Alrighty then...download the recipe and let's get cooking.
Who doesn't like tuna? This delicate, shelf-stable fish has become a staple in my home. From sandwiches and casseroles to savory turnovers and croquettes, tuna has proven to be one of the most versatile food items in my kitchen to date. This recipe is easy to prepare and uses ingredients which may already be in your kitchen. Although I highly recommend using Old Bay Seasoning, you can always swap it out for traditional sea salt. Preparation for this recipe is less than 30 minutes with a cooking time of 6 minutes. If you are using the air-fryer method, cooking times are slightly longer.
Lemon Dill Dipping Sauce
1/3 cup Reduced Fat Mayo or Vegan Mayo
1 tsp Old Bay Seasoning
1 tsp dried Dill
1/2 tsp Garlic minced
Juice of half lemon Optional: Dash of hot pepper sauce
Combine all ingredients. Store in refrigerator up to 2 weeks.
Not sure what to do with you leftover zucchini's from your garden or farmer market shop? Try this deliciously moist and easy-to-make vegan zucchini bread. For an oil-free version, substitute oil ingredient for applesauce. Let us know how you liked this recipe in the comments section below.
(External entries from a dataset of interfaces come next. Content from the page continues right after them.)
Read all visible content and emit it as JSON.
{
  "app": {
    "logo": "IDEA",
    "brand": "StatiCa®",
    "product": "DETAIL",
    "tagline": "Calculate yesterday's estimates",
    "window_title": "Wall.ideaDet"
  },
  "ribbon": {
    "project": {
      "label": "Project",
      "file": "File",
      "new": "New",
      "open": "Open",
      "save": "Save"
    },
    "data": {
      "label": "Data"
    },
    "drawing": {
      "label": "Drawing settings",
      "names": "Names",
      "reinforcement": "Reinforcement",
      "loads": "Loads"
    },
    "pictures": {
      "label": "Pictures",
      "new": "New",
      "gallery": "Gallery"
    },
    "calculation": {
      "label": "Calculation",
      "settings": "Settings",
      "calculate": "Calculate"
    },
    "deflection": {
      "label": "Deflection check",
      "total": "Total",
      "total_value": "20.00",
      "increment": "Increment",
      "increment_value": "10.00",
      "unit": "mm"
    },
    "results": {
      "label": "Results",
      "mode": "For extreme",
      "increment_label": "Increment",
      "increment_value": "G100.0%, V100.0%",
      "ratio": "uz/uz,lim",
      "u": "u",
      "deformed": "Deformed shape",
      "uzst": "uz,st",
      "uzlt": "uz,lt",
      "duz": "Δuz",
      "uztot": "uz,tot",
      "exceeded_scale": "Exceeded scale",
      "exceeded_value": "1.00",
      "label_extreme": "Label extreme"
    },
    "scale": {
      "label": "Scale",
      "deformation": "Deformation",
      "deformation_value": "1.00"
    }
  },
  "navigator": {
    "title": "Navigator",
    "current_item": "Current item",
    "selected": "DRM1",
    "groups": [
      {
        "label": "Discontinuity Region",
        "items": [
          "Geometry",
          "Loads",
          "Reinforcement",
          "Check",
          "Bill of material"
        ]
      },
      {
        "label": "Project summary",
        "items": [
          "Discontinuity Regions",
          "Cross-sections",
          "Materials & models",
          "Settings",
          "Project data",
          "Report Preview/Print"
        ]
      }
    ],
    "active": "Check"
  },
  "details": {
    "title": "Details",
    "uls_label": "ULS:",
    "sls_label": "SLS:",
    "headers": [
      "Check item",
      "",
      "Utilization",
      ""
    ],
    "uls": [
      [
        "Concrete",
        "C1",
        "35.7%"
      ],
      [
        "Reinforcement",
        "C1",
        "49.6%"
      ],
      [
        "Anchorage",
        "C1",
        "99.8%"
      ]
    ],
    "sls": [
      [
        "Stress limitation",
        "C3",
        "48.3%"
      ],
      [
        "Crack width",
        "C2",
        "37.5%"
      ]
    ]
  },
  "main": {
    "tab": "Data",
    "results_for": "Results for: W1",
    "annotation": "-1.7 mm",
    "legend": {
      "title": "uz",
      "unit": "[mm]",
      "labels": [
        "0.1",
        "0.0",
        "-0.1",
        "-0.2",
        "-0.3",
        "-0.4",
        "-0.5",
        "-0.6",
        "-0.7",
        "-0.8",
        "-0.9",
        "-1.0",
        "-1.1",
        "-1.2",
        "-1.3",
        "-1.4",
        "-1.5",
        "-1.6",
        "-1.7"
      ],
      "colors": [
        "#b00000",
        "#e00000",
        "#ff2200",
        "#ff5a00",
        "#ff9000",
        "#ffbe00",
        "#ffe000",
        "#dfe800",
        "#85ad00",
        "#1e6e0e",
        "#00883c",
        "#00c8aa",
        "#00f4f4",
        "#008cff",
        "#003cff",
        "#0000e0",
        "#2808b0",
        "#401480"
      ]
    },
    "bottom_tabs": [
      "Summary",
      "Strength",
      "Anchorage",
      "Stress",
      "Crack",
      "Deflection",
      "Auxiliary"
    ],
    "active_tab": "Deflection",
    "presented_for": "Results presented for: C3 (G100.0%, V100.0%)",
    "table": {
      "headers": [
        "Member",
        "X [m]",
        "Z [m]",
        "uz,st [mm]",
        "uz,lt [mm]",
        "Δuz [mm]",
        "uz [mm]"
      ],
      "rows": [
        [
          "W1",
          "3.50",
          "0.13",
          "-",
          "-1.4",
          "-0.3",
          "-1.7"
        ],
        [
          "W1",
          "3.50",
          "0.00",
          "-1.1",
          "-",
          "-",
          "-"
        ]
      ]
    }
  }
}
Regina Thomas Dillard is a certified chef, founder of Inner Sanctum Wellness, Regina Cooks Culinary School and the author of FEED: Living Food Recipes to be Made and Eaten with Love. Available softcover, digital download and Amazon.